Linzess (linaclotide), from Cambridge, Mass.-based Ironwood Pharmaceuticals Inc. and partner Allergan plc, of Dublin, is approved for IBS-C and CIC. In June, New York-based Synergy Pharmaceuticals Inc. said the FDA accepted its supplemental NDA for Trulance (plecanatide) in IBS-C. Trulance is already marketed for CIC. The PDUFA date for the new indication is Jan. 18, 2018. Amitiza (lubiprostone) from Rockville, Md.-based Sucampo Pharmaceuticals Inc. with Takeda Pharmaceutical Co. Ltd., of Osaka, Japan, won the FDA's go-ahead for CIC in adults, for opioid-induced constipation in adults with chronic noncancer pain, and IBS-C in women older than 18. (See BioWorld Today, Aug. 31, 2012.)
Ardelyx also has tenapanor at the phase III stage for hyperphosphatemia.
BTIG analyst Timothy Chiang predicted investors would "key in" particularly on the IBS-C results. In an August report, he appreciated the drug's unique mechanism of action and said that, "in our view, tenapanor could be a meaningful new potential treatment for patients suffering from hyperphosphatemia and IBS-C. We believe both of these segments are sizeable market opportunities, with most of the treatments for hyperphosphatemia requiring patients to take a significant number of pills on a daily basis."
In February, Ardelyx disclosed phase III data with tenapanor for hyperphosphatemia in patients with end-stage renal disease who are on dialysis. The experiment met its primary endpoint and was generally well-tolerated, with the responder population (n=80 out of 164) turning up a mean reduction in serum phosphorus from baseline to the end of the eight-week treatment period of 2.56 mg/dL, with a reduction of up to 5.7 mg/dL. In the group, 33 percent of patients had a reduction in serum phosphorus of greater than 3 mg/dL. The study demonstrated a statistically significant difference in serum phosphorus levels from the end of the period to the end of the four-week randomized withdrawal period between the tenapanor-treated group and the placebo-treated group in the responder patient population (mean -1.01 mg/dL, median of -1.3 mg/dL) and met its primary endpoint (95 percent CI -1.44, -0.21; LS mean -0.82 mg/dL; p=0.01). Only 7.8 percent of patients discontinued treatment due to GI side effects. (See BioWorld Today, Feb. 16, 2017.)

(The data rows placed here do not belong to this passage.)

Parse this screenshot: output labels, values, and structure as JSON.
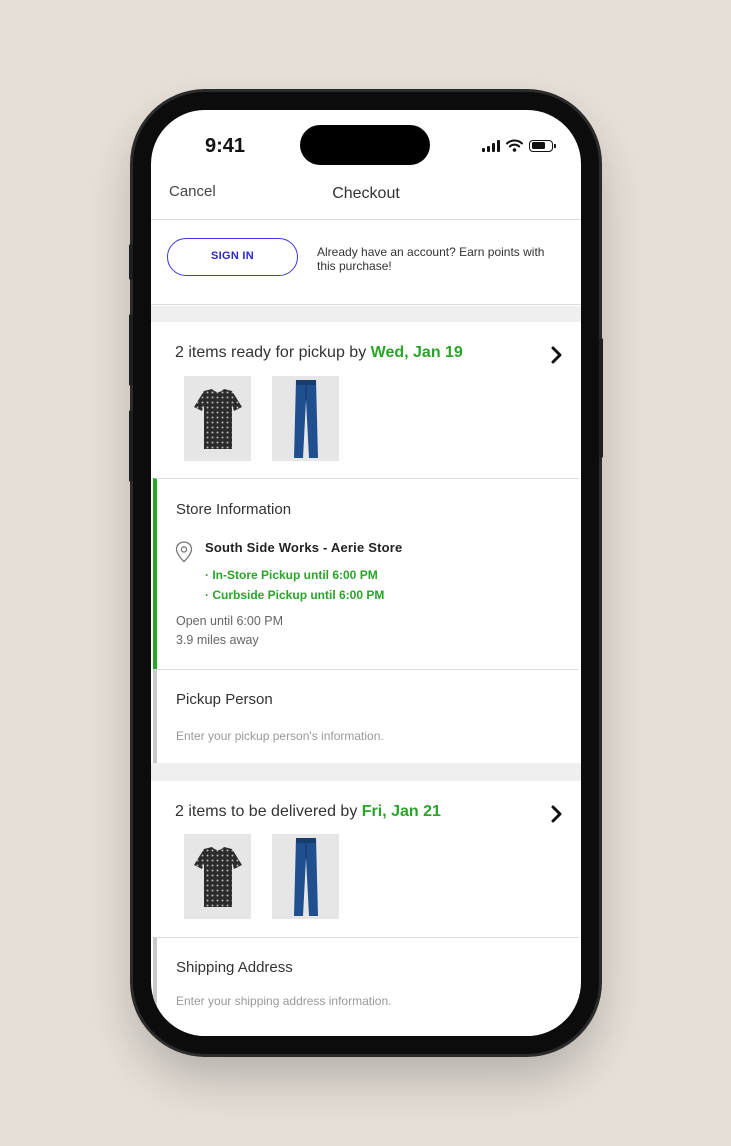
{
  "status_bar": {
    "time": "9:41",
    "icons": [
      "signal-icon",
      "wifi-icon",
      "battery-icon"
    ]
  },
  "nav": {
    "cancel_label": "Cancel",
    "title": "Checkout"
  },
  "signin": {
    "button_label": "SIGN IN",
    "message": "Already have an account? Earn points with this purchase!"
  },
  "pickup": {
    "heading_prefix": "2 items ready for pickup by ",
    "date": "Wed, Jan 19",
    "products": [
      "black-patterned-top",
      "blue-jeans"
    ],
    "store_info": {
      "title": "Store Information",
      "store_name": "South Side Works - Aerie Store",
      "options": [
        "· In-Store Pickup until 6:00 PM",
        "· Curbside Pickup until 6:00 PM"
      ],
      "open_hours": "Open until 6:00 PM",
      "distance": "3.9 miles away"
    },
    "pickup_person": {
      "title": "Pickup Person",
      "placeholder": "Enter your pickup person's information."
    }
  },
  "delivery": {
    "heading_prefix": "2 items to be delivered by ",
    "date": "Fri, Jan 21",
    "products": [
      "black-patterned-top",
      "blue-jeans"
    ],
    "shipping": {
      "title": "Shipping Address",
      "placeholder": "Enter your shipping address information."
    }
  },
  "colors": {
    "accent_green": "#2aa52a",
    "signin_blue": "#2a2ac8",
    "background": "#e6e0d8"
  }
}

In IBS-C, May brought data from the first phase III study. Ardelyx said the trial achieved statistical significance for the primary endpoint and seven of eight secondary endpoints. The primary endpoint, the CRR for six of 12 weeks, showed that a greater proportion of tenapanor-treated patients compared to placebo-treated patients (27 percent vs. 18.7 percent, p=0.02) had at least a 30 percent reduction in abdominal pain and an increase of one or more CSBMs in the same week for at least six of the 12 weeks of the treatment period. Wall Street was less than satisfied, and shares lost 39 percent of their value that day.

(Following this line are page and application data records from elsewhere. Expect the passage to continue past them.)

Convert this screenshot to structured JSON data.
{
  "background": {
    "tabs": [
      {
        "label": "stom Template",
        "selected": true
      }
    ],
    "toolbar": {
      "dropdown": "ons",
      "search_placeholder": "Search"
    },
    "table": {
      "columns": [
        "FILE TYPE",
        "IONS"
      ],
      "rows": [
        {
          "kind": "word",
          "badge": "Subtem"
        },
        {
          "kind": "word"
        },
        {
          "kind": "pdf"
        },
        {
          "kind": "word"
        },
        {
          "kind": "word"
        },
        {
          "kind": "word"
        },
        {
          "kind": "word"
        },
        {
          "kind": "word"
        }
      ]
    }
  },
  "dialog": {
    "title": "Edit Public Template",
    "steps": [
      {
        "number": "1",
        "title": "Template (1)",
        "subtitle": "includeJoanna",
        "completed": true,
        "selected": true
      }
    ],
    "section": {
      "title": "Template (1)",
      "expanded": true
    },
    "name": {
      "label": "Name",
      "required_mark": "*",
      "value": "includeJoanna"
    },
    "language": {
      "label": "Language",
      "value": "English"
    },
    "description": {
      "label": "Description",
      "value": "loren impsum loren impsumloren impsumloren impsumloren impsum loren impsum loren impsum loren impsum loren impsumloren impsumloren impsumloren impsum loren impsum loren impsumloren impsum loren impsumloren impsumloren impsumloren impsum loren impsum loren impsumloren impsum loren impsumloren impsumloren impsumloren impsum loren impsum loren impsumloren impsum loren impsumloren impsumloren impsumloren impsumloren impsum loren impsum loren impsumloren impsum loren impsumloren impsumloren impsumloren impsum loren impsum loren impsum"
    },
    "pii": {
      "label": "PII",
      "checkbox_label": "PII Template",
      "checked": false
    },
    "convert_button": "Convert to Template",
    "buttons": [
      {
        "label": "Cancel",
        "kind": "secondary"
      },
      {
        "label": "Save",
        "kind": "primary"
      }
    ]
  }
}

Asked about the prospect of an advisory committee meeting to evaluate tenapanor, Rosenbaum said, "I do not expect it to happen." The FDA has provided clear guidance regarding what's needed in IBS-C, and in more 1,800 people treated "no safety issues at all" have cropped up. Adcoms are usually sparked by "equivocal results or some safety issues, but this is very straightforward," in his view.
But CEO Raab said Wednesday that, based on data that Ardelyx had before the latest results from T3MPO-2, he was confident that the company will have no trouble finding a partner for tenapanor. He is also convinced "that we do not need the kind of sales force you see Allergan and Ironwood deploying. That's roughly 1,500 people. If you look at the Ironwood-alone sales force, it's about 200 to 300 people," which "is the appropriate sizing that you need to have significant penetration. There are plenty of potential partners with whom we've begun addressing the opportunity."
Ardelyx also has done extensive market research, he said, and the direct-to-consumer advertising that Ironwood and Allergan have undertaken "only benefits us."